== EXERCISE AIM ==
Write out everything in the records exactly, apart from the pictures.

== EXTRACTED INFORMATION ==
##########

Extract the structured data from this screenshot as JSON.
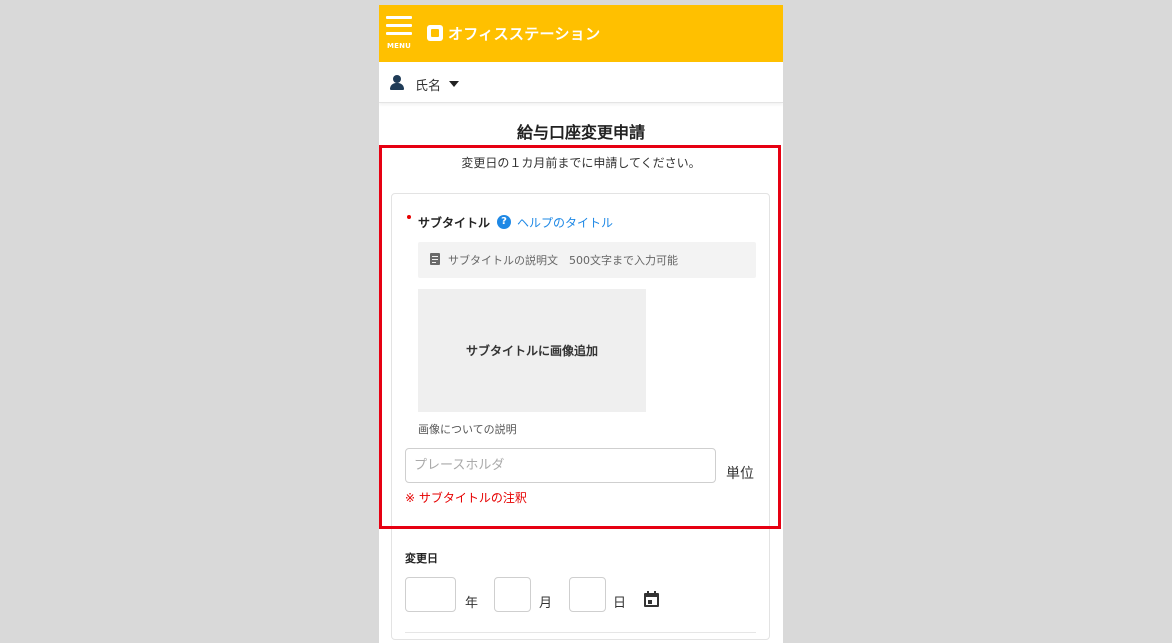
{
  "header": {
    "menu_label": "MENU",
    "logo_text": "オフィスステーション",
    "brand_color": "#ffc000"
  },
  "user": {
    "name": "氏名"
  },
  "page": {
    "title": "給与口座変更申請",
    "notice": "変更日の１カ月前までに申請してください。"
  },
  "subtitle_field": {
    "label": "サブタイトル",
    "help_link": "ヘルプのタイトル",
    "description": "サブタイトルの説明文　500文字まで入力可能",
    "image_placeholder": "サブタイトルに画像追加",
    "image_caption": "画像についての説明",
    "input_value": "",
    "input_placeholder": "プレースホルダ",
    "unit": "単位",
    "annotation": "※ サブタイトルの注釈"
  },
  "date_field": {
    "label": "変更日",
    "year_unit": "年",
    "month_unit": "月",
    "day_unit": "日",
    "year_value": "",
    "month_value": "",
    "day_value": ""
  },
  "highlight_color": "#e60012"
}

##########

== WRITTEN ANSWER ==
Extract the structured data from this screenshot as JSON.
{
  "header": {
    "menu_label": "MENU",
    "logo_text": "オフィスステーション",
    "brand_color": "#ffc000"
  },
  "user": {
    "name": "氏名"
  },
  "page": {
    "title": "給与口座変更申請",
    "notice": "変更日の１カ月前までに申請してください。"
  },
  "subtitle_field": {
    "label": "サブタイトル",
    "help_link": "ヘルプのタイトル",
    "description": "サブタイトルの説明文　500文字まで入力可能",
    "image_placeholder": "サブタイトルに画像追加",
    "image_caption": "画像についての説明",
    "input_value": "",
    "input_placeholder": "プレースホルダ",
    "unit": "単位",
    "annotation": "※ サブタイトルの注釈"
  },
  "date_field": {
    "label": "変更日",
    "year_unit": "年",
    "month_unit": "月",
    "day_unit": "日",
    "year_value": "",
    "month_value": "",
    "day_value": ""
  },
  "highlight_color": "#e60012"
}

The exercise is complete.